- PROBLEM DETAILS:
Keep every character as it is and output all of the records.

SOURCE MATERIAL Start Marker

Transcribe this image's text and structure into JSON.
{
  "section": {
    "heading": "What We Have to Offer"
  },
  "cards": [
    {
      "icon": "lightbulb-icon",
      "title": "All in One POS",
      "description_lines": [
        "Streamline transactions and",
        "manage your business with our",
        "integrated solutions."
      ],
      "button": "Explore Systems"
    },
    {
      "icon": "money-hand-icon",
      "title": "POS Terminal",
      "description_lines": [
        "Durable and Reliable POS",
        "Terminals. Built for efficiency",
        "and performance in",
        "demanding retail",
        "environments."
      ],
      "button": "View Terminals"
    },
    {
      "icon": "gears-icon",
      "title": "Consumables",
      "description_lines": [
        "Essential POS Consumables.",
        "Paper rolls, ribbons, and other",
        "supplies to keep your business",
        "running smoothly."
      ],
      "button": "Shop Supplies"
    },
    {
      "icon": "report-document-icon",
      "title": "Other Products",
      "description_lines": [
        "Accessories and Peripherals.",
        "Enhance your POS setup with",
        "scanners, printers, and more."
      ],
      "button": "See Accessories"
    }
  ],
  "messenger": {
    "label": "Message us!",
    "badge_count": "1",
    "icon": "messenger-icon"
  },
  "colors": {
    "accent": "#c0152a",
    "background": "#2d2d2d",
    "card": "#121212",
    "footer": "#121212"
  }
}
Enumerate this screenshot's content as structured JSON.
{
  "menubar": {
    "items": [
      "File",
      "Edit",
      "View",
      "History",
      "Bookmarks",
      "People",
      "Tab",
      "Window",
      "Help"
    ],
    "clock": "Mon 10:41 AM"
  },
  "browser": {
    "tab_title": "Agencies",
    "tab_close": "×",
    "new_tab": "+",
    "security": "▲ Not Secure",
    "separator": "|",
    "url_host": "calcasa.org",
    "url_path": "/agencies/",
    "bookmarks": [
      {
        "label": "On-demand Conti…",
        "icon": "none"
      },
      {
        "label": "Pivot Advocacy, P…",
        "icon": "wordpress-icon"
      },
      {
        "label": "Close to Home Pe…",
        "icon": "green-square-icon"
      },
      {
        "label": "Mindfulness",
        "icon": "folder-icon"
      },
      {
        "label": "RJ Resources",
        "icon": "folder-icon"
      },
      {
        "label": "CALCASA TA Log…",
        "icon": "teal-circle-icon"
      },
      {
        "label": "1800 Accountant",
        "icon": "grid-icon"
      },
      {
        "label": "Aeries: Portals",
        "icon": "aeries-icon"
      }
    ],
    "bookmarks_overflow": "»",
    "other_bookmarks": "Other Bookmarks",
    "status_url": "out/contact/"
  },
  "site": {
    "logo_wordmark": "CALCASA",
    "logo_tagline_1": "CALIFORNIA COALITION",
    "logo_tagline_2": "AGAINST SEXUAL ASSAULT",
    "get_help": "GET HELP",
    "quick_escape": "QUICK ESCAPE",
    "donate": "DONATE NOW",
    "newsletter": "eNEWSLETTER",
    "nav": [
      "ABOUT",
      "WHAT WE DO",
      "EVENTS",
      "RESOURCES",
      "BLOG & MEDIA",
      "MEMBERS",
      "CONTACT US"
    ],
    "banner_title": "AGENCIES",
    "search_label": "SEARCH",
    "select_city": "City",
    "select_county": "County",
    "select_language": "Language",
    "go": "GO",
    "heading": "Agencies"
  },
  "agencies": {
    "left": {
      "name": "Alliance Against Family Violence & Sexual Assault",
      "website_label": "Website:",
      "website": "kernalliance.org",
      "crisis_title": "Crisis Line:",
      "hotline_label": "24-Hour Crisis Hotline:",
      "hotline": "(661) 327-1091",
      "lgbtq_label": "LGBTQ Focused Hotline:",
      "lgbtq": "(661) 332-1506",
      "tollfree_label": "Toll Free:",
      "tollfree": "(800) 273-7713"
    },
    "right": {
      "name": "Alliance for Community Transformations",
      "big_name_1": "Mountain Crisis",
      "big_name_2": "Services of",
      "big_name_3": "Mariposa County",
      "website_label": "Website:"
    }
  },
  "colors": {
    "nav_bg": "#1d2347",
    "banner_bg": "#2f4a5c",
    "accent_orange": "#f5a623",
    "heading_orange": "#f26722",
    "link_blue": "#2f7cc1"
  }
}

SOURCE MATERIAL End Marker

- TASK OUTPUT:
Transcribe this image's text and structure into JSON.
{
  "section": {
    "heading": "What We Have to Offer"
  },
  "cards": [
    {
      "icon": "lightbulb-icon",
      "title": "All in One POS",
      "description_lines": [
        "Streamline transactions and",
        "manage your business with our",
        "integrated solutions."
      ],
      "button": "Explore Systems"
    },
    {
      "icon": "money-hand-icon",
      "title": "POS Terminal",
      "description_lines": [
        "Durable and Reliable POS",
        "Terminals. Built for efficiency",
        "and performance in",
        "demanding retail",
        "environments."
      ],
      "button": "View Terminals"
    },
    {
      "icon": "gears-icon",
      "title": "Consumables",
      "description_lines": [
        "Essential POS Consumables.",
        "Paper rolls, ribbons, and other",
        "supplies to keep your business",
        "running smoothly."
      ],
      "button": "Shop Supplies"
    },
    {
      "icon": "report-document-icon",
      "title": "Other Products",
      "description_lines": [
        "Accessories and Peripherals.",
        "Enhance your POS setup with",
        "scanners, printers, and more."
      ],
      "button": "See Accessories"
    }
  ],
  "messenger": {
    "label": "Message us!",
    "badge_count": "1",
    "icon": "messenger-icon"
  },
  "colors": {
    "accent": "#c0152a",
    "background": "#2d2d2d",
    "card": "#121212",
    "footer": "#121212"
  }
}
Enumerate this screenshot's content as structured JSON.
{
  "menubar": {
    "items": [
      "File",
      "Edit",
      "View",
      "History",
      "Bookmarks",
      "People",
      "Tab",
      "Window",
      "Help"
    ],
    "clock": "Mon 10:41 AM"
  },
  "browser": {
    "tab_title": "Agencies",
    "tab_close": "×",
    "new_tab": "+",
    "security": "▲ Not Secure",
    "separator": "|",
    "url_host": "calcasa.org",
    "url_path": "/agencies/",
    "bookmarks": [
      {
        "label": "On-demand Conti…",
        "icon": "none"
      },
      {
        "label": "Pivot Advocacy, P…",
        "icon": "wordpress-icon"
      },
      {
        "label": "Close to Home Pe…",
        "icon": "green-square-icon"
      },
      {
        "label": "Mindfulness",
        "icon": "folder-icon"
      },
      {
        "label": "RJ Resources",
        "icon": "folder-icon"
      },
      {
        "label": "CALCASA TA Log…",
        "icon": "teal-circle-icon"
      },
      {
        "label": "1800 Accountant",
        "icon": "grid-icon"
      },
      {
        "label": "Aeries: Portals",
        "icon": "aeries-icon"
      }
    ],
    "bookmarks_overflow": "»",
    "other_bookmarks": "Other Bookmarks",
    "status_url": "out/contact/"
  },
  "site": {
    "logo_wordmark": "CALCASA",
    "logo_tagline_1": "CALIFORNIA COALITION",
    "logo_tagline_2": "AGAINST SEXUAL ASSAULT",
    "get_help": "GET HELP",
    "quick_escape": "QUICK ESCAPE",
    "donate": "DONATE NOW",
    "newsletter": "eNEWSLETTER",
    "nav": [
      "ABOUT",
      "WHAT WE DO",
      "EVENTS",
      "RESOURCES",
      "BLOG & MEDIA",
      "MEMBERS",
      "CONTACT US"
    ],
    "banner_title": "AGENCIES",
    "search_label": "SEARCH",
    "select_city": "City",
    "select_county": "County",
    "select_language": "Language",
    "go": "GO",
    "heading": "Agencies"
  },
  "agencies": {
    "left": {
      "name": "Alliance Against Family Violence & Sexual Assault",
      "website_label": "Website:",
      "website": "kernalliance.org",
      "crisis_title": "Crisis Line:",
      "hotline_label": "24-Hour Crisis Hotline:",
      "hotline": "(661) 327-1091",
      "lgbtq_label": "LGBTQ Focused Hotline:",
      "lgbtq": "(661) 332-1506",
      "tollfree_label": "Toll Free:",
      "tollfree": "(800) 273-7713"
    },
    "right": {
      "name": "Alliance for Community Transformations",
      "big_name_1": "Mountain Crisis",
      "big_name_2": "Services of",
      "big_name_3": "Mariposa County",
      "website_label": "Website:"
    }
  },
  "colors": {
    "nav_bg": "#1d2347",
    "banner_bg": "#2f4a5c",
    "accent_orange": "#f5a623",
    "heading_orange": "#f26722",
    "link_blue": "#2f7cc1"
  }
}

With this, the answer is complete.